[...] One of the participants pointed out that the use of this procedure meant that it was less likely that a vote would be wasted than in a conventional majority vote (FPTP), as had been used previously, and therefore the voters had less reason to liaise among themselves on voting for a particular candidate. This applies even more in the case of approval voting than to this narrow variant of it. Approval voting also makes it more difficult for voters to liaise among themselves on voting for a particular candidate because it is necessary not only to arrange to put a cross beside the name of one specific candidate, but also to agree not to put a cross beside the names of others.

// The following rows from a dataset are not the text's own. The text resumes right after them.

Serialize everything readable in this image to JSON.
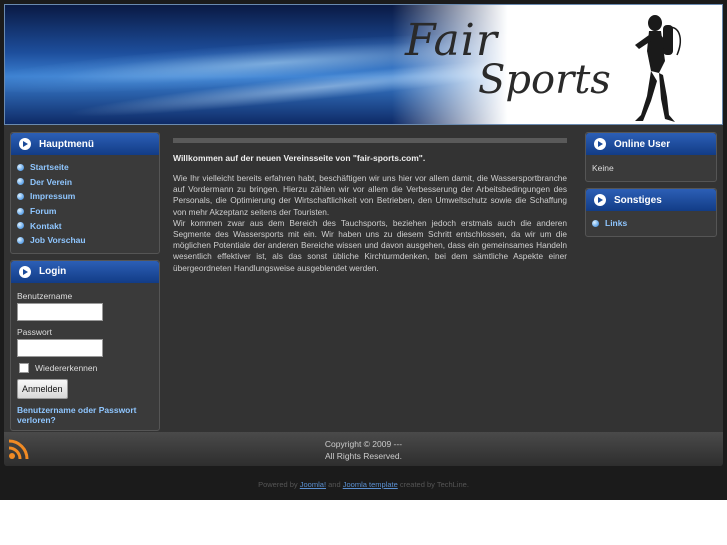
{
  "header": {
    "logo_line1": "Fair",
    "logo_line2": "Sports"
  },
  "main_menu": {
    "title": "Hauptmenü",
    "items": [
      {
        "label": "Startseite"
      },
      {
        "label": "Der Verein"
      },
      {
        "label": "Impressum"
      },
      {
        "label": "Forum"
      },
      {
        "label": "Kontakt"
      },
      {
        "label": "Job Vorschau"
      }
    ]
  },
  "login": {
    "title": "Login",
    "username_label": "Benutzername",
    "password_label": "Passwort",
    "username_value": "",
    "password_value": "",
    "remember_label": "Wiedererkennen",
    "button_label": "Anmelden",
    "forgot_link": "Benutzername oder Passwort verloren?"
  },
  "online_user": {
    "title": "Online User",
    "text": "Keine"
  },
  "sonstiges": {
    "title": "Sonstiges",
    "items": [
      {
        "label": "Links"
      }
    ]
  },
  "main": {
    "heading": "Willkommen auf der neuen Vereinsseite von \"fair-sports.com\".",
    "paragraph1": "Wie Ihr vielleicht bereits erfahren habt, beschäftigen wir uns hier vor allem damit, die Wassersportbranche auf Vordermann zu bringen. Hierzu zählen wir vor allem die Verbesserung der Arbeitsbedingungen des Personals, die Optimierung der Wirtschaftlichkeit von Betrieben, den Umweltschutz sowie die Schaffung von mehr Akzeptanz seitens der Touristen.",
    "paragraph2": "Wir kommen zwar aus dem Bereich des Tauchsports, beziehen jedoch erstmals auch die anderen Segmente des Wassersports mit ein. Wir haben uns zu diesem Schritt entschlossen, da wir um die möglichen Potentiale der anderen Bereiche wissen und davon ausgehen, dass ein gemeinsames Handeln wesentlich effektiver ist, als das sonst übliche Kirchturmdenken, bei dem sämtliche Aspekte einer übergeordneten Handlungsweise ausgeblendet werden."
  },
  "footer": {
    "copyright": "Copyright © 2009 ---",
    "rights": "All Rights Reserved.",
    "powered_prefix": "Powered by",
    "joomla_link": "Joomla!",
    "and_text": "and",
    "template_link": "Joomla template",
    "created_by": "created by TechLine."
  },
  "colors": {
    "accent_blue": "#1a4a9a",
    "link_blue": "#8fc6ff",
    "rss_orange": "#f08a24"
  }
}
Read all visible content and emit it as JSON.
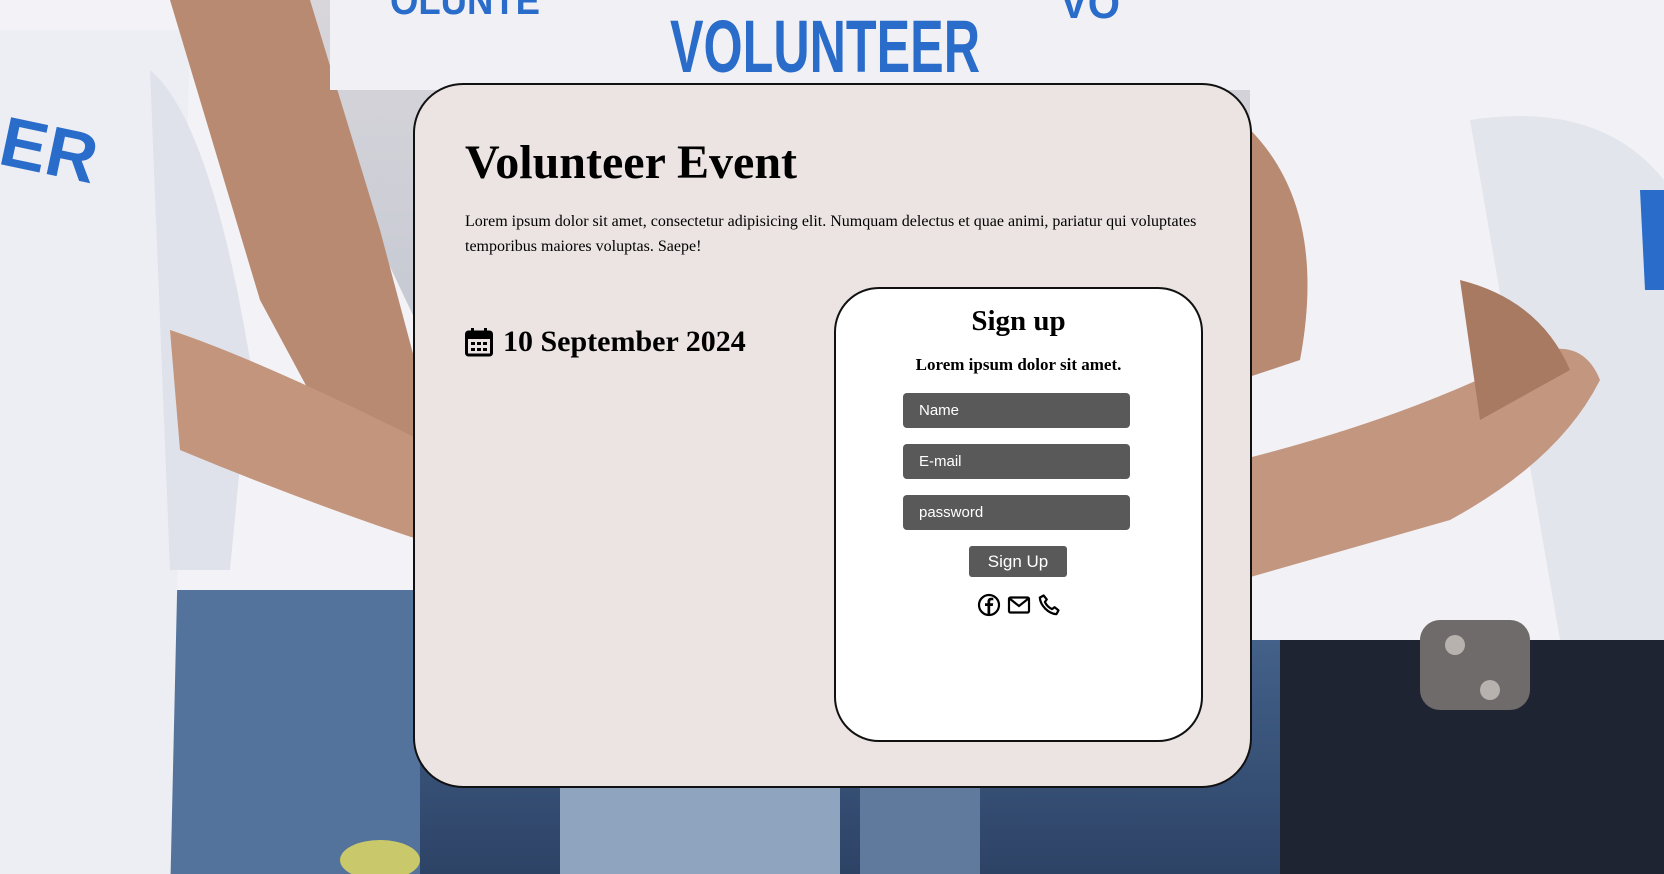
{
  "background": {
    "shirt_prints": [
      "VOLUNTEER",
      "VOLUNTEER",
      "VOLUNTEER"
    ],
    "colors": {
      "shirt": "#f2f2f6",
      "skin": "#b98a72",
      "denim": "#3e5a85",
      "print": "#2a6cc9"
    }
  },
  "event": {
    "title": "Volunteer Event",
    "description": "Lorem ipsum dolor sit amet, consectetur adipisicing elit. Numquam delectus et quae animi, pariatur qui voluptates temporibus maiores voluptas. Saepe!",
    "date": "10 September 2024",
    "date_icon": "calendar-icon"
  },
  "signup": {
    "title": "Sign up",
    "subtitle": "Lorem ipsum dolor sit amet.",
    "fields": {
      "name_placeholder": "Name",
      "email_placeholder": "E-mail",
      "password_placeholder": "password"
    },
    "button_label": "Sign Up",
    "social_icons": [
      "facebook-icon",
      "mail-icon",
      "phone-icon"
    ]
  },
  "colors": {
    "card_bg": "#ebe4e3",
    "panel_bg": "#ffffff",
    "input_bg": "#595959",
    "text": "#000000",
    "border": "#111111"
  }
}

In a certain sense, approval voting lies midway between a conventional majority vote and sequential choice. The voter is able to express his preferences more accurately than in a conventional vote, but not with as much precision as in sequential choice. Whatever method is used, the question may arise as to whether the voter should follow his conviction or vote to achieve the best result. In a conventional election, people are often warned not to waste their vote on a hopeless candidate, but rather to vote for someone who is more likely to have a chance of winning and so keeping out a third candidate who is regarded as the worst possible choice. In such a case, a voter who ranks the candidates in the order A,B,C will then vote for B. With approval voting, the voter can also put a cross against the name of a second candidate, even if he regards him as being a much poorer choice than his first preference, if it seems likely that by doing so it will prevent the election of a third candidate whom the voter finds even less attractive. A voter ranking the candidates in the order A,B,C would then put crosses against A and B. Voting in this way can, in fact, result in the election of B by one vote more than A, a situation that can also arise with sequential choice.
In this connection, it may be instructive to examine the appeal made to the voters in the presidential elections in Iceland in 1980, in which Vigdis Finnbogadottir was elected with 33.8% of the vote, Gudlaugur Thorvaldsson received 32.3%, Albert Gudmundsson 19.8% and Petur Thorsteinsson 14.1%. People had been urged not to waste their votes on outsiders. A poll taken just before the election showed that Albert and Petur had the smallest support; nevertheless, a third of the voters voted for them.
Whether it is realistic to expect to achieve one’s aims by voting against one’s convictions depends on the circumstances. It is certainly harder to be sure in advance about the relative standing of the candidates under approval voting than with a majority vote, since it is likely that there will be more candidates, and if sequential choice is used it is even harder because rankings can vary so greatly from voter to voter.[...]